When it comes to child care, the Conservatives seem to be focusing on what they have done in this area in the past 2 years, specifically the introduction of the Universal Child Care Benefit last year (which not only misses the point of the child care issue for many working parents, but also managed to decrease BC’s annual transfer payment by $150 million dollars and increase daycare fees by $2 per day).

The Conservatives are also touting their $250 million per year increase in transfer payments to the provinces which, they say, is to assist in the creation of new daycare spaces. Yet the transfer was introduced with no strings attached, so in essence the provinces could take the cash and use it for many other projects other than child care.

One new promise the Conservatives are making is to extend maternity and parental benefits to self-employed Canadians. Currently only people who pay into EI are eligible for parental or maternity benefits. The Conservatives promise to do away with this.


The Liberal Party has been promising child care spaces since the days of the Red Book, and they have consistently failed to deliver what is needed. To their credit, it is the Liberal Party we have to thank for giving us a full year (pdf) of maternity and parental leave.

This time around, the Liberals are promising to:

  • increasing child care funding over a four-year period to $1.25 billion annually.
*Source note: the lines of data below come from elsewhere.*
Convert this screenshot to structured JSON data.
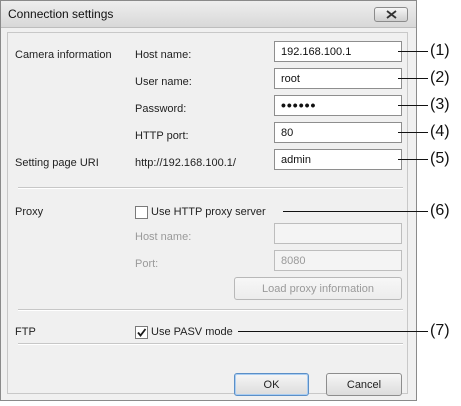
{
  "window": {
    "title": "Connection settings"
  },
  "camera": {
    "section_label": "Camera information",
    "host_label": "Host name:",
    "host_value": "192.168.100.1",
    "user_label": "User name:",
    "user_value": "root",
    "password_label": "Password:",
    "password_mask": "••••••",
    "http_port_label": "HTTP port:",
    "http_port_value": "80"
  },
  "setting_page": {
    "label": "Setting page URI",
    "prefix": "http://192.168.100.1/",
    "value": "admin"
  },
  "proxy": {
    "section_label": "Proxy",
    "use_proxy_label": "Use HTTP proxy server",
    "use_proxy_checked": false,
    "host_label": "Host name:",
    "host_value": "",
    "port_label": "Port:",
    "port_value": "8080",
    "load_button": "Load proxy information"
  },
  "ftp": {
    "section_label": "FTP",
    "pasv_label": "Use PASV mode",
    "pasv_checked": true
  },
  "buttons": {
    "ok": "OK",
    "cancel": "Cancel"
  },
  "callouts": [
    "(1)",
    "(2)",
    "(3)",
    "(4)",
    "(5)",
    "(6)",
    "(7)"
  ],
  "icons": {
    "close": "close-icon",
    "checkmark": "checkmark-icon"
  }
}
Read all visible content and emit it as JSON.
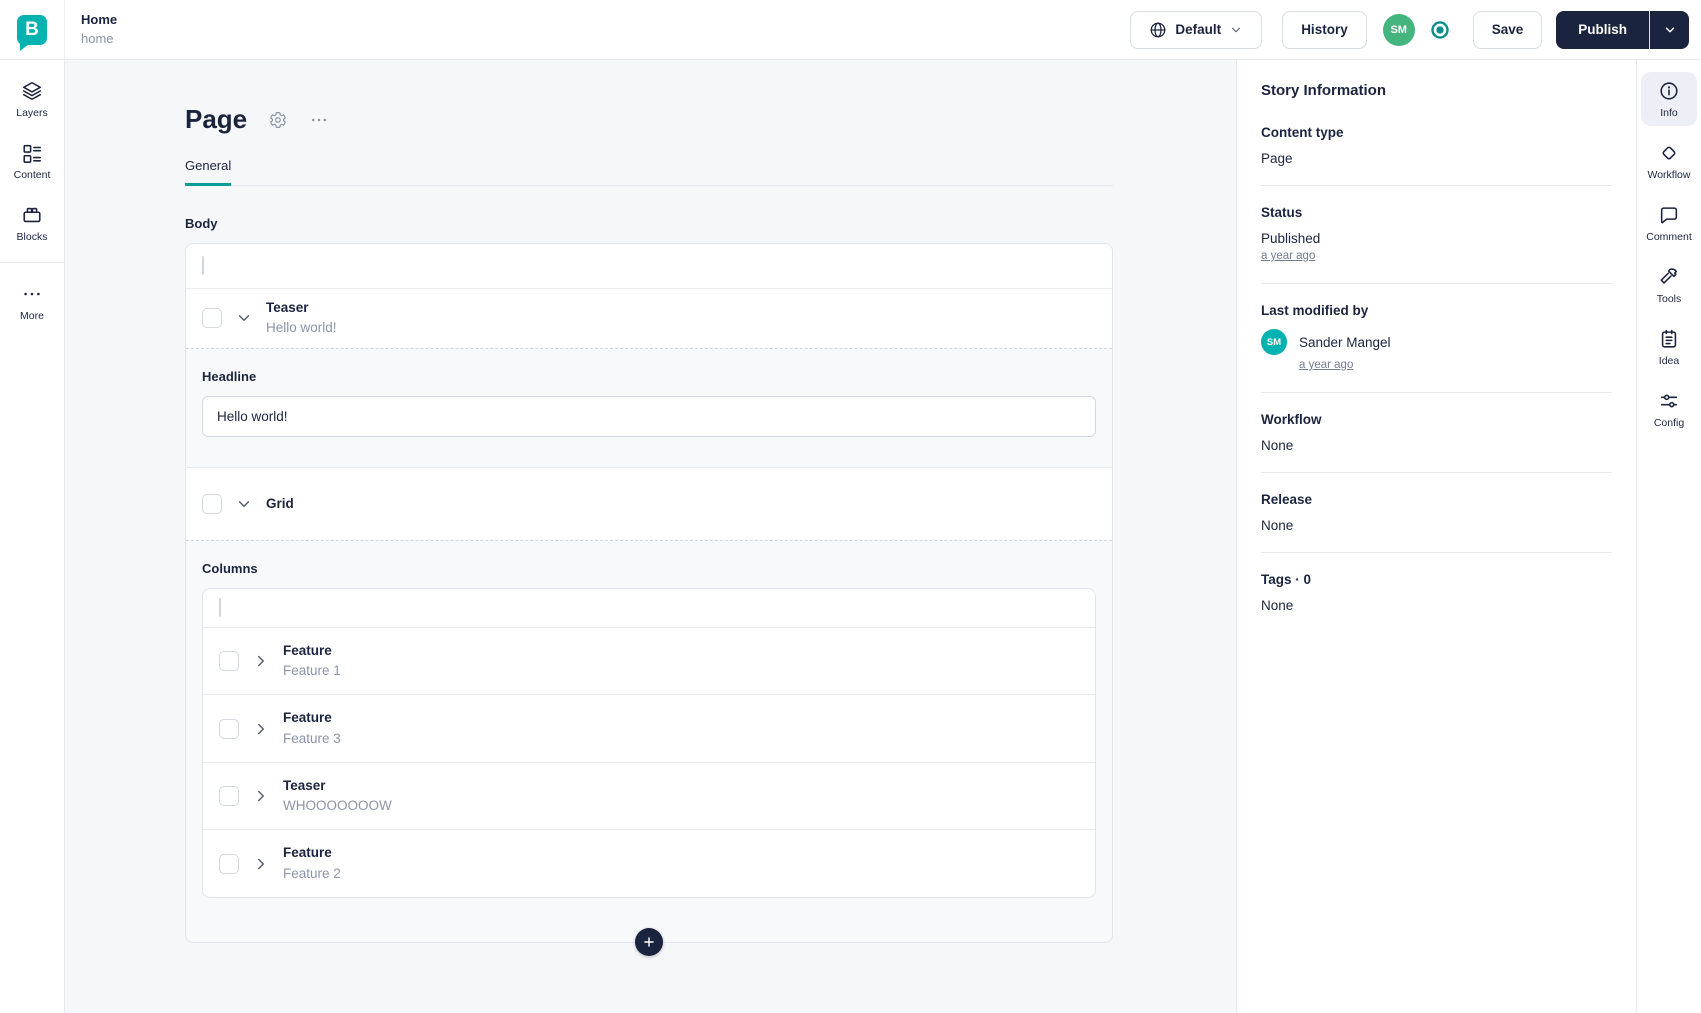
{
  "topbar": {
    "breadcrumb_title": "Home",
    "breadcrumb_slug": "home",
    "language_label": "Default",
    "history_label": "History",
    "avatar_initials": "SM",
    "save_label": "Save",
    "publish_label": "Publish"
  },
  "left_sidebar": {
    "items": [
      {
        "label": "Layers"
      },
      {
        "label": "Content"
      },
      {
        "label": "Blocks"
      },
      {
        "label": "More"
      }
    ]
  },
  "editor": {
    "title": "Page",
    "tab_general": "General",
    "body_label": "Body",
    "teaser_block": {
      "title": "Teaser",
      "subtitle": "Hello world!"
    },
    "headline_label": "Headline",
    "headline_value": "Hello world!",
    "grid_block": {
      "title": "Grid"
    },
    "columns_label": "Columns",
    "columns": [
      {
        "title": "Feature",
        "subtitle": "Feature 1"
      },
      {
        "title": "Feature",
        "subtitle": "Feature 3"
      },
      {
        "title": "Teaser",
        "subtitle": "WHOOOOOOOW"
      },
      {
        "title": "Feature",
        "subtitle": "Feature 2"
      }
    ]
  },
  "story_panel": {
    "title": "Story Information",
    "content_type_label": "Content type",
    "content_type_value": "Page",
    "status_label": "Status",
    "status_value": "Published",
    "status_time": "a year ago",
    "modified_label": "Last modified by",
    "modified_avatar": "SM",
    "modified_user": "Sander Mangel",
    "modified_time": "a year ago",
    "workflow_label": "Workflow",
    "workflow_value": "None",
    "release_label": "Release",
    "release_value": "None",
    "tags_label": "Tags · 0",
    "tags_value": "None"
  },
  "right_sidebar": {
    "items": [
      {
        "label": "Info"
      },
      {
        "label": "Workflow"
      },
      {
        "label": "Comment"
      },
      {
        "label": "Tools"
      },
      {
        "label": "Idea"
      },
      {
        "label": "Config"
      }
    ]
  },
  "colors": {
    "brand_teal": "#00b3b0",
    "ink_navy": "#1b243f",
    "avatar_green": "#44b57f"
  }
}
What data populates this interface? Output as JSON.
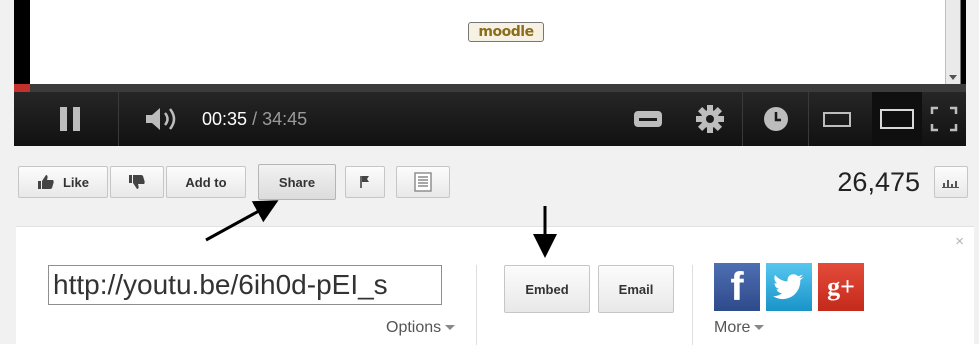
{
  "video": {
    "logo_text": "moodle",
    "progress_fraction": 0.017,
    "current_time": "00:35",
    "time_separator": "/",
    "duration": "34:45"
  },
  "controls": {
    "icons": [
      "pause-icon",
      "volume-icon",
      "captions-icon",
      "gear-icon",
      "clock-icon",
      "small-player-icon",
      "large-player-icon",
      "fullscreen-icon"
    ]
  },
  "actions": {
    "like_label": "Like",
    "add_to_label": "Add to",
    "share_label": "Share",
    "view_count": "26,475"
  },
  "share": {
    "url": "http://youtu.be/6ih0d-pEI_s",
    "options_label": "Options",
    "embed_label": "Embed",
    "email_label": "Email",
    "more_label": "More",
    "close_symbol": "×",
    "social": [
      {
        "name": "facebook",
        "glyph": "f",
        "color": "#3b5998"
      },
      {
        "name": "twitter",
        "glyph": "t",
        "color": "#2fb2e8"
      },
      {
        "name": "google-plus",
        "glyph": "g+",
        "color": "#d73d32"
      }
    ]
  },
  "colors": {
    "progress": "#c4302b",
    "control_bar": "#1b1b1b",
    "panel_bg": "#ffffff",
    "page_bg": "#f1f1f1"
  }
}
This money is to be used by the provinces to create new and improved quality spaces and increase accessibility for families.
  • Keep the $100-a-month Universal Child Care Benefit.
  • Introduce a new refundable child tax credit worth $350 to families for every child under 18.
  • Provide up to $1,225 per year to Canada’s poorest families through a new Guaranteed Family Supplement.


The NDP’s are promising to spend $1.45 billion dollars on their 3 point child care plan in the first year and steadily build on that.

Like the Liberal Party, the NDP are promising to keep the $1,200 per year Child Care Benefit, but instead of delivering $100 monthly cheques that are taxed, they plan to role it in to an expanded Child Tax Benefit.

As for child care spaces, the NDP is promising that provinces get the multi-year funding in the 2006 budget so they can plan effectively and create 150,000 child care spaces, with the longer term goal of a space for every child needing one.

Point 3 in the 3 point plan is the creation of a national child care program outlined in the NDP’s Early Learning & Child Care Act (Bill C-303), which, (for local readers) was authored by Victoria NDP MP Denise Savoie.


Like the NDP, the Greens say they are committed to a high-quality federally-funded universal child care program in Canada. Specifics of the Green plan are:

  • Restore and revamp the 2005 agreement reached between the federal government, provinces and territories to achieve a universal child care programme in Canada.
  • Specifically ensure that Canada’s universal child care programme provides workplace child care spaces wherever possible.
  • Tax shift to make advertising directed at children ineligible for corporate tax write-offs.
  • Accelerate the creation of workplace child care spaces through a direct tax credit to employers (or groups of employers in small businesses) of $1500 tax credit/child per year.
  • Value the decisions of parents who choose to stay home with children.
  • Promote and facilitate access to Roots of Empathy Programme to every Canadian child at some point in their elementary school years.